The Chain Game
Casual dining chain restaurants provide a good barometer of the consumer’s willingness to spend. While many chains may be carrying slightly fewer high-end spirits as they deal with the recession through inventory and SKU reductions, there’s still great customer loyalty to break-away super-premium brands like Grey Goose and Patron, says David Commer of Commer Beverage Consulting, who works with chains including Mimi’s Café, T.G.I. Friday’s and Lone Star Steakhouse.
But chain operations at the higher end recognize the wisdom of focusing on featuring the best; at the many Palm restaurants, single-malt Scotch dinners are still a fixture, and the signature cocktail list features super-premium brands like ABSOLUT, Stolichnaya, Ketel One, Ciroc, Hendrick’s, St-Germain and Cointreau. There’s even an ultra-premium Upper East Sidecar made with Remy Martin VSOP and a Martini featuring Ultimat vodka.
Commer says chains, like most restaurants and bars, are caught in a bind when it comes to figuring out how to market high-end spirits in today’s economy — if they are too focused on driving foot traffic through discounting and low pricing, they may unnecessarily undermine what they can charge at the top-end.
To solve that problem, Shearin now offers a two-tier menu at Drago Centro, one set for happy hour food and drink items and prices, and the other featuring the bar’s regular prices. The $5 happy hour drink menu includes four changing classics — the recent list included the Sazerac and Pendennis, made with value brands Pikesville Rye and Seagram’s Gin, meant to bring in an entirely different set of customers than the rest of the evening, says Shearin.

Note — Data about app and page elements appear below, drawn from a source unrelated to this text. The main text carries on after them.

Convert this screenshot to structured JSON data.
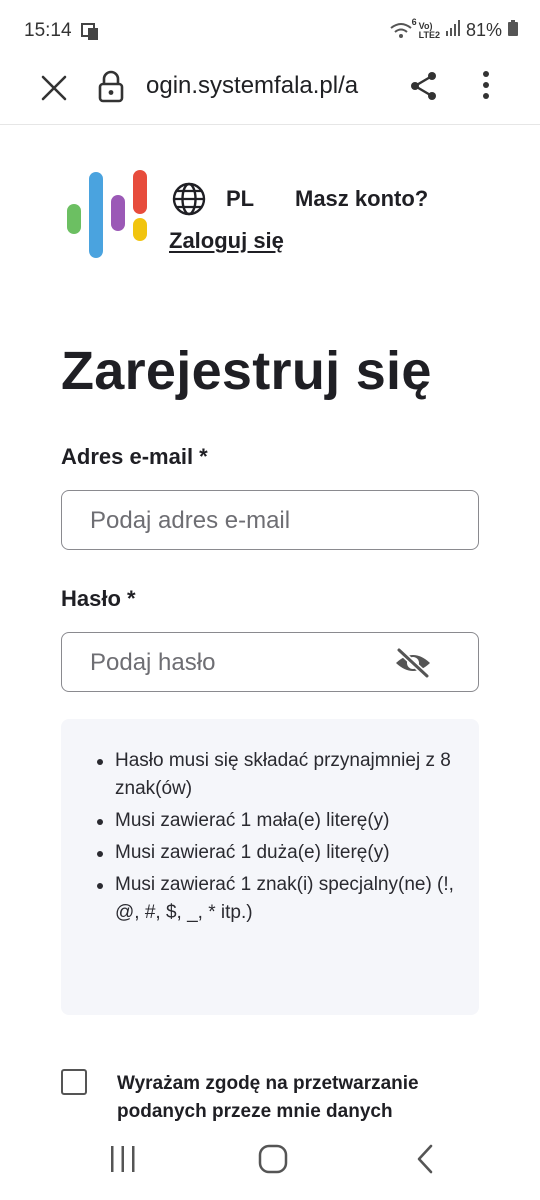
{
  "status_bar": {
    "time": "15:14",
    "net_small_1": "6",
    "net_small_2": "Vo)",
    "net_small_3": "LTE2",
    "battery": "81%"
  },
  "browser": {
    "url": "ogin.systemfala.pl/a"
  },
  "header": {
    "language": "PL",
    "account_question": "Masz konto?",
    "login_link": "Zaloguj się"
  },
  "logo_colors": [
    "#6cbf62",
    "#4aa3df",
    "#9b59b6",
    "#e74c3c",
    "#f1c40f"
  ],
  "form": {
    "title": "Zarejestruj się",
    "email": {
      "label": "Adres e-mail *",
      "placeholder": "Podaj adres e-mail",
      "value": ""
    },
    "password": {
      "label": "Hasło *",
      "placeholder": "Podaj hasło",
      "value": ""
    },
    "requirements": [
      "Hasło musi się składać przynajmniej z 8 znak(ów)",
      "Musi zawierać 1 mała(e) literę(y)",
      "Musi zawierać 1 duża(e) literę(y)",
      "Musi zawierać 1 znak(i) specjalny(ne) (!, @, #, $, _, * itp.)"
    ],
    "consent": {
      "text": "Wyrażam zgodę na przetwarzanie podanych przeze mnie danych",
      "checked": false
    }
  },
  "icons": {
    "close": "close-icon",
    "lock": "lock-icon",
    "share": "share-icon",
    "menu": "more-vert-icon",
    "globe": "globe-icon",
    "eye": "eye-off-icon",
    "recents": "recents-icon",
    "home": "home-icon",
    "back": "back-icon"
  }
}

But on the other hand, he’s surprised that, despite the economy, he still goes through a significant amount of Macallan 18 Year Old single malt, Highland Park 18 Year Old single malt and Don Julio 1942 Extra Anejo Tequila, all ultra-premium brands. Proof positive that no matter what the state of the economy, for drinkers, price resistance to the patron’s favorite brands is still rare. NCB